* [Problem to work on] Restate the entire listing word for word.

* [The data]
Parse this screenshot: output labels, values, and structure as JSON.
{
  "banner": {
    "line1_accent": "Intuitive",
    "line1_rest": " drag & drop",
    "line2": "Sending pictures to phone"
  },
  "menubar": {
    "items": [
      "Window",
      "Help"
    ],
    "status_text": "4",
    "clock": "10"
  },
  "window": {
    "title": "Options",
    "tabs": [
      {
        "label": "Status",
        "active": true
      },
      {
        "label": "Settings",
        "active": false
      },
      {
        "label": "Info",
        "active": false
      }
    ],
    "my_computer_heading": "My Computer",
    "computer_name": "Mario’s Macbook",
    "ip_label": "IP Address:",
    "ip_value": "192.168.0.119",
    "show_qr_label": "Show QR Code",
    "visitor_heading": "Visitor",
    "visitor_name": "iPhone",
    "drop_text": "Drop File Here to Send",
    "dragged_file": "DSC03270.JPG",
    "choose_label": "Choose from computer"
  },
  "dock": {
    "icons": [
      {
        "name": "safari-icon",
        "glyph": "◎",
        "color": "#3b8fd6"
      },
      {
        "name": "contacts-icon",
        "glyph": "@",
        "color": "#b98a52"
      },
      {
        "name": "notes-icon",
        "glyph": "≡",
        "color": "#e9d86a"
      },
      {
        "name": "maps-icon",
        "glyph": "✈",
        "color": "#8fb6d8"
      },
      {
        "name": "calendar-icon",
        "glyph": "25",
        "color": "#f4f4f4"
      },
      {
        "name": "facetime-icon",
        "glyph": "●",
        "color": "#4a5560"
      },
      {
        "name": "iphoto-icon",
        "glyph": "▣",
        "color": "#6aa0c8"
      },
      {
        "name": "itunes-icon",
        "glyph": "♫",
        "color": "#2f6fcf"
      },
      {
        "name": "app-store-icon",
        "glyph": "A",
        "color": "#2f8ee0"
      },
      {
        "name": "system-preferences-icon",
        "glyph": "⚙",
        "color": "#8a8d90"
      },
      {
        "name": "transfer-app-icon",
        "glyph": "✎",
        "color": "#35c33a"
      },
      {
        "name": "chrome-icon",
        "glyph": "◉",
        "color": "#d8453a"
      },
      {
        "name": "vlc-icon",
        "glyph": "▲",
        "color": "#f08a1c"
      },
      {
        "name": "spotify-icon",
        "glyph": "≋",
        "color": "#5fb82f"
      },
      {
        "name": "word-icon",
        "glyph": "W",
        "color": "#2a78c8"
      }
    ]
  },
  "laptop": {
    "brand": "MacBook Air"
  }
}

* [Response for this exercise]
Parse this screenshot: output labels, values, and structure as JSON.
{
  "banner": {
    "line1_accent": "Intuitive",
    "line1_rest": " drag & drop",
    "line2": "Sending pictures to phone"
  },
  "menubar": {
    "items": [
      "Window",
      "Help"
    ],
    "status_text": "4",
    "clock": "10"
  },
  "window": {
    "title": "Options",
    "tabs": [
      {
        "label": "Status",
        "active": true
      },
      {
        "label": "Settings",
        "active": false
      },
      {
        "label": "Info",
        "active": false
      }
    ],
    "my_computer_heading": "My Computer",
    "computer_name": "Mario’s Macbook",
    "ip_label": "IP Address:",
    "ip_value": "192.168.0.119",
    "show_qr_label": "Show QR Code",
    "visitor_heading": "Visitor",
    "visitor_name": "iPhone",
    "drop_text": "Drop File Here to Send",
    "dragged_file": "DSC03270.JPG",
    "choose_label": "Choose from computer"
  },
  "dock": {
    "icons": [
      {
        "name": "safari-icon",
        "glyph": "◎",
        "color": "#3b8fd6"
      },
      {
        "name": "contacts-icon",
        "glyph": "@",
        "color": "#b98a52"
      },
      {
        "name": "notes-icon",
        "glyph": "≡",
        "color": "#e9d86a"
      },
      {
        "name": "maps-icon",
        "glyph": "✈",
        "color": "#8fb6d8"
      },
      {
        "name": "calendar-icon",
        "glyph": "25",
        "color": "#f4f4f4"
      },
      {
        "name": "facetime-icon",
        "glyph": "●",
        "color": "#4a5560"
      },
      {
        "name": "iphoto-icon",
        "glyph": "▣",
        "color": "#6aa0c8"
      },
      {
        "name": "itunes-icon",
        "glyph": "♫",
        "color": "#2f6fcf"
      },
      {
        "name": "app-store-icon",
        "glyph": "A",
        "color": "#2f8ee0"
      },
      {
        "name": "system-preferences-icon",
        "glyph": "⚙",
        "color": "#8a8d90"
      },
      {
        "name": "transfer-app-icon",
        "glyph": "✎",
        "color": "#35c33a"
      },
      {
        "name": "chrome-icon",
        "glyph": "◉",
        "color": "#d8453a"
      },
      {
        "name": "vlc-icon",
        "glyph": "▲",
        "color": "#f08a1c"
      },
      {
        "name": "spotify-icon",
        "glyph": "≋",
        "color": "#5fb82f"
      },
      {
        "name": "word-icon",
        "glyph": "W",
        "color": "#2a78c8"
      }
    ]
  },
  "laptop": {
    "brand": "MacBook Air"
  }
}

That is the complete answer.